== What needs to be done ==
Please restate the lines shown below exactly, every one of them.

== Source material ==
--- --- ---

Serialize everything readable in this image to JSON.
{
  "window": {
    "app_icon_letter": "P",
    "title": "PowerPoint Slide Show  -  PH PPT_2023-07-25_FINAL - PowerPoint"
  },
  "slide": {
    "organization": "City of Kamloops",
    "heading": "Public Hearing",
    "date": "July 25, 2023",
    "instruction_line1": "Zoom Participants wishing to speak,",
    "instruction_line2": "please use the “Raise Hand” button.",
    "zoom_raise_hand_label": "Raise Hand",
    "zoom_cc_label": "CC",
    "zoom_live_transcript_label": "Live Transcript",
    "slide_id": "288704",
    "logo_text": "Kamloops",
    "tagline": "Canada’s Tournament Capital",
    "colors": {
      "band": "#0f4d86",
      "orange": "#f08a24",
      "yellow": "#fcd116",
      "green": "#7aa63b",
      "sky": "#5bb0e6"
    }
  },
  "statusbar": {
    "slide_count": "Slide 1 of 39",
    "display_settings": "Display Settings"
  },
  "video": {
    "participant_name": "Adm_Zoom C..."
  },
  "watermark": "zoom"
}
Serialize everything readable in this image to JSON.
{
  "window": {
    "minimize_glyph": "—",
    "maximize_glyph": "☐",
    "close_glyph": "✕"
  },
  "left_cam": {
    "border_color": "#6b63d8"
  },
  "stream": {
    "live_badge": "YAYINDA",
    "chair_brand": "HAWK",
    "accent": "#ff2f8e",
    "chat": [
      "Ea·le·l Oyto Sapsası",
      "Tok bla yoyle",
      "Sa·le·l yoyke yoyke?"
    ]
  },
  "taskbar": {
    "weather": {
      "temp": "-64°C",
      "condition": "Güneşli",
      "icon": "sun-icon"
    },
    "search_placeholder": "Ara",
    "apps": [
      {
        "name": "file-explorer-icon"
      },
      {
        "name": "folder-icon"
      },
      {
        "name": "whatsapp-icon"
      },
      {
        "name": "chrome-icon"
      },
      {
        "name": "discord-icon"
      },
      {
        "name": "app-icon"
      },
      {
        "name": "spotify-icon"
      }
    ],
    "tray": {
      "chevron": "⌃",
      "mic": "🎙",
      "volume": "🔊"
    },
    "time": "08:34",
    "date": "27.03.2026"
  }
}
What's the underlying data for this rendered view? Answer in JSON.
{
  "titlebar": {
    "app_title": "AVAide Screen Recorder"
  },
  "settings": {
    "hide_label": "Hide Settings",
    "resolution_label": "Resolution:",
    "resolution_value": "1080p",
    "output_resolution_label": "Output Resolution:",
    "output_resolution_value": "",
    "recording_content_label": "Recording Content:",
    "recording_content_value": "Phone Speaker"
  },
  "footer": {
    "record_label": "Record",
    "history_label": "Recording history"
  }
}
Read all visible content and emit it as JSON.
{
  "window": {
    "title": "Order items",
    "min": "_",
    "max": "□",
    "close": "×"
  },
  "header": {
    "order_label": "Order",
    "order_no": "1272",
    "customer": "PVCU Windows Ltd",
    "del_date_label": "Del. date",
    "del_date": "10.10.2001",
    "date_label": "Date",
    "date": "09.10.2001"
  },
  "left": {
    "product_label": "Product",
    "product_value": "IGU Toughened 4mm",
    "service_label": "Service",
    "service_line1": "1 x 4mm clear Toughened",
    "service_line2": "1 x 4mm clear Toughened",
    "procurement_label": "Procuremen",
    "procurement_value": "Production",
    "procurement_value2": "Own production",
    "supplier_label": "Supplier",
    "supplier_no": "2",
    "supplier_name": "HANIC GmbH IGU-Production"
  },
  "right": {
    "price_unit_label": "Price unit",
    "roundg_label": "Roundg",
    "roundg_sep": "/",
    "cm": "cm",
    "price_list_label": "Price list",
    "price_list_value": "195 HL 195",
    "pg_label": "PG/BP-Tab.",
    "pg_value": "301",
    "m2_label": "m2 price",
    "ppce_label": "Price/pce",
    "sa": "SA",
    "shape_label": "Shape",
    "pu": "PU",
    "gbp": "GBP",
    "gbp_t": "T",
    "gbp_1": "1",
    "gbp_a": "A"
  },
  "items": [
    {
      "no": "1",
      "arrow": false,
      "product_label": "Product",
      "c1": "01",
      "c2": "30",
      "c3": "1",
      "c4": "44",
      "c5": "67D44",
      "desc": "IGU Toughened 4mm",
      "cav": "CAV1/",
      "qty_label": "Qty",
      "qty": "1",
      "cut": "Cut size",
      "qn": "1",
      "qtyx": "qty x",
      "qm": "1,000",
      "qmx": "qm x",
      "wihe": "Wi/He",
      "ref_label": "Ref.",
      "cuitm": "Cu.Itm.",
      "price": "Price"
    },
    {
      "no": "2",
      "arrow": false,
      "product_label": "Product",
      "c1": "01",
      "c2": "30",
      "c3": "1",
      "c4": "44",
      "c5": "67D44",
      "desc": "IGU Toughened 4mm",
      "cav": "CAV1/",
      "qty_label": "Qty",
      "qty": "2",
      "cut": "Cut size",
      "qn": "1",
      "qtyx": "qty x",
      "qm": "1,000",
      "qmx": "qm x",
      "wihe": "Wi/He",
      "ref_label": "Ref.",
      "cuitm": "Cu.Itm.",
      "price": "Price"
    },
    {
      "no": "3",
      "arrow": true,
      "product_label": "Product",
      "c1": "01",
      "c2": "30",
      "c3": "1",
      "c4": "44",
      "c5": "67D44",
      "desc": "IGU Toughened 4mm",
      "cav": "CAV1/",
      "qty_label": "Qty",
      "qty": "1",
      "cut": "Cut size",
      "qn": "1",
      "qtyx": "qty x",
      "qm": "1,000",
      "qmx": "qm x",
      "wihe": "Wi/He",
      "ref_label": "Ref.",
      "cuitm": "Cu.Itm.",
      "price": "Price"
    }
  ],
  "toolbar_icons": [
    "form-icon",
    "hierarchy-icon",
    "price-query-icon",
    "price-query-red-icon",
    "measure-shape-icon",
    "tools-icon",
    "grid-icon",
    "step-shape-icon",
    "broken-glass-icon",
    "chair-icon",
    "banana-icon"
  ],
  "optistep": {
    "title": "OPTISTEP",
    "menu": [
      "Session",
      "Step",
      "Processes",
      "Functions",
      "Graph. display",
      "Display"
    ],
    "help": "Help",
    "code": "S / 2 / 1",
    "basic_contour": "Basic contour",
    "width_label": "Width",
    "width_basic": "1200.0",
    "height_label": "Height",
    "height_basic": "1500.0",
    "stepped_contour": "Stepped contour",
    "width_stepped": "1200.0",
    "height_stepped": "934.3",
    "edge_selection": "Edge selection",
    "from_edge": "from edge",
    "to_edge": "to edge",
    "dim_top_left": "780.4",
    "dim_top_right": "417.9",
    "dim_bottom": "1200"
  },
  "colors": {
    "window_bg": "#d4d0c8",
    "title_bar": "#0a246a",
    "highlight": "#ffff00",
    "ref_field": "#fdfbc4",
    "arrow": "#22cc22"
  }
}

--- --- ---

== The answer ==
Serialize everything readable in this image to JSON.
{
  "window": {
    "app_icon_letter": "P",
    "title": "PowerPoint Slide Show  -  PH PPT_2023-07-25_FINAL - PowerPoint"
  },
  "slide": {
    "organization": "City of Kamloops",
    "heading": "Public Hearing",
    "date": "July 25, 2023",
    "instruction_line1": "Zoom Participants wishing to speak,",
    "instruction_line2": "please use the “Raise Hand” button.",
    "zoom_raise_hand_label": "Raise Hand",
    "zoom_cc_label": "CC",
    "zoom_live_transcript_label": "Live Transcript",
    "slide_id": "288704",
    "logo_text": "Kamloops",
    "tagline": "Canada’s Tournament Capital",
    "colors": {
      "band": "#0f4d86",
      "orange": "#f08a24",
      "yellow": "#fcd116",
      "green": "#7aa63b",
      "sky": "#5bb0e6"
    }
  },
  "statusbar": {
    "slide_count": "Slide 1 of 39",
    "display_settings": "Display Settings"
  },
  "video": {
    "participant_name": "Adm_Zoom C..."
  },
  "watermark": "zoom"
}
Serialize everything readable in this image to JSON.
{
  "window": {
    "minimize_glyph": "—",
    "maximize_glyph": "☐",
    "close_glyph": "✕"
  },
  "left_cam": {
    "border_color": "#6b63d8"
  },
  "stream": {
    "live_badge": "YAYINDA",
    "chair_brand": "HAWK",
    "accent": "#ff2f8e",
    "chat": [
      "Ea·le·l Oyto Sapsası",
      "Tok bla yoyle",
      "Sa·le·l yoyke yoyke?"
    ]
  },
  "taskbar": {
    "weather": {
      "temp": "-64°C",
      "condition": "Güneşli",
      "icon": "sun-icon"
    },
    "search_placeholder": "Ara",
    "apps": [
      {
        "name": "file-explorer-icon"
      },
      {
        "name": "folder-icon"
      },
      {
        "name": "whatsapp-icon"
      },
      {
        "name": "chrome-icon"
      },
      {
        "name": "discord-icon"
      },
      {
        "name": "app-icon"
      },
      {
        "name": "spotify-icon"
      }
    ],
    "tray": {
      "chevron": "⌃",
      "mic": "🎙",
      "volume": "🔊"
    },
    "time": "08:34",
    "date": "27.03.2026"
  }
}
What's the underlying data for this rendered view? Answer in JSON.
{
  "titlebar": {
    "app_title": "AVAide Screen Recorder"
  },
  "settings": {
    "hide_label": "Hide Settings",
    "resolution_label": "Resolution:",
    "resolution_value": "1080p",
    "output_resolution_label": "Output Resolution:",
    "output_resolution_value": "",
    "recording_content_label": "Recording Content:",
    "recording_content_value": "Phone Speaker"
  },
  "footer": {
    "record_label": "Record",
    "history_label": "Recording history"
  }
}
Read all visible content and emit it as JSON.
{
  "window": {
    "title": "Order items",
    "min": "_",
    "max": "□",
    "close": "×"
  },
  "header": {
    "order_label": "Order",
    "order_no": "1272",
    "customer": "PVCU Windows Ltd",
    "del_date_label": "Del. date",
    "del_date": "10.10.2001",
    "date_label": "Date",
    "date": "09.10.2001"
  },
  "left": {
    "product_label": "Product",
    "product_value": "IGU Toughened 4mm",
    "service_label": "Service",
    "service_line1": "1 x 4mm clear Toughened",
    "service_line2": "1 x 4mm clear Toughened",
    "procurement_label": "Procuremen",
    "procurement_value": "Production",
    "procurement_value2": "Own production",
    "supplier_label": "Supplier",
    "supplier_no": "2",
    "supplier_name": "HANIC GmbH IGU-Production"
  },
  "right": {
    "price_unit_label": "Price unit",
    "roundg_label": "Roundg",
    "roundg_sep": "/",
    "cm": "cm",
    "price_list_label": "Price list",
    "price_list_value": "195 HL 195",
    "pg_label": "PG/BP-Tab.",
    "pg_value": "301",
    "m2_label": "m2 price",
    "ppce_label": "Price/pce",
    "sa": "SA",
    "shape_label": "Shape",
    "pu": "PU",
    "gbp": "GBP",
    "gbp_t": "T",
    "gbp_1": "1",
    "gbp_a": "A"
  },
  "items": [
    {
      "no": "1",
      "arrow": false,
      "product_label": "Product",
      "c1": "01",
      "c2": "30",
      "c3": "1",
      "c4": "44",
      "c5": "67D44",
      "desc": "IGU Toughened 4mm",
      "cav": "CAV1/",
      "qty_label": "Qty",
      "qty": "1",
      "cut": "Cut size",
      "qn": "1",
      "qtyx": "qty x",
      "qm": "1,000",
      "qmx": "qm x",
      "wihe": "Wi/He",
      "ref_label": "Ref.",
      "cuitm": "Cu.Itm.",
      "price": "Price"
    },
    {
      "no": "2",
      "arrow": false,
      "product_label": "Product",
      "c1": "01",
      "c2": "30",
      "c3": "1",
      "c4": "44",
      "c5": "67D44",
      "desc": "IGU Toughened 4mm",
      "cav": "CAV1/",
      "qty_label": "Qty",
      "qty": "2",
      "cut": "Cut size",
      "qn": "1",
      "qtyx": "qty x",
      "qm": "1,000",
      "qmx": "qm x",
      "wihe": "Wi/He",
      "ref_label": "Ref.",
      "cuitm": "Cu.Itm.",
      "price": "Price"
    },
    {
      "no": "3",
      "arrow": true,
      "product_label": "Product",
      "c1": "01",
      "c2": "30",
      "c3": "1",
      "c4": "44",
      "c5": "67D44",
      "desc": "IGU Toughened 4mm",
      "cav": "CAV1/",
      "qty_label": "Qty",
      "qty": "1",
      "cut": "Cut size",
      "qn": "1",
      "qtyx": "qty x",
      "qm": "1,000",
      "qmx": "qm x",
      "wihe": "Wi/He",
      "ref_label": "Ref.",
      "cuitm": "Cu.Itm.",
      "price": "Price"
    }
  ],
  "toolbar_icons": [
    "form-icon",
    "hierarchy-icon",
    "price-query-icon",
    "price-query-red-icon",
    "measure-shape-icon",
    "tools-icon",
    "grid-icon",
    "step-shape-icon",
    "broken-glass-icon",
    "chair-icon",
    "banana-icon"
  ],
  "optistep": {
    "title": "OPTISTEP",
    "menu": [
      "Session",
      "Step",
      "Processes",
      "Functions",
      "Graph. display",
      "Display"
    ],
    "help": "Help",
    "code": "S / 2 / 1",
    "basic_contour": "Basic contour",
    "width_label": "Width",
    "width_basic": "1200.0",
    "height_label": "Height",
    "height_basic": "1500.0",
    "stepped_contour": "Stepped contour",
    "width_stepped": "1200.0",
    "height_stepped": "934.3",
    "edge_selection": "Edge selection",
    "from_edge": "from edge",
    "to_edge": "to edge",
    "dim_top_left": "780.4",
    "dim_top_right": "417.9",
    "dim_bottom": "1200"
  },
  "colors": {
    "window_bg": "#d4d0c8",
    "title_bar": "#0a246a",
    "highlight": "#ffff00",
    "ref_field": "#fdfbc4",
    "arrow": "#22cc22"
  }
}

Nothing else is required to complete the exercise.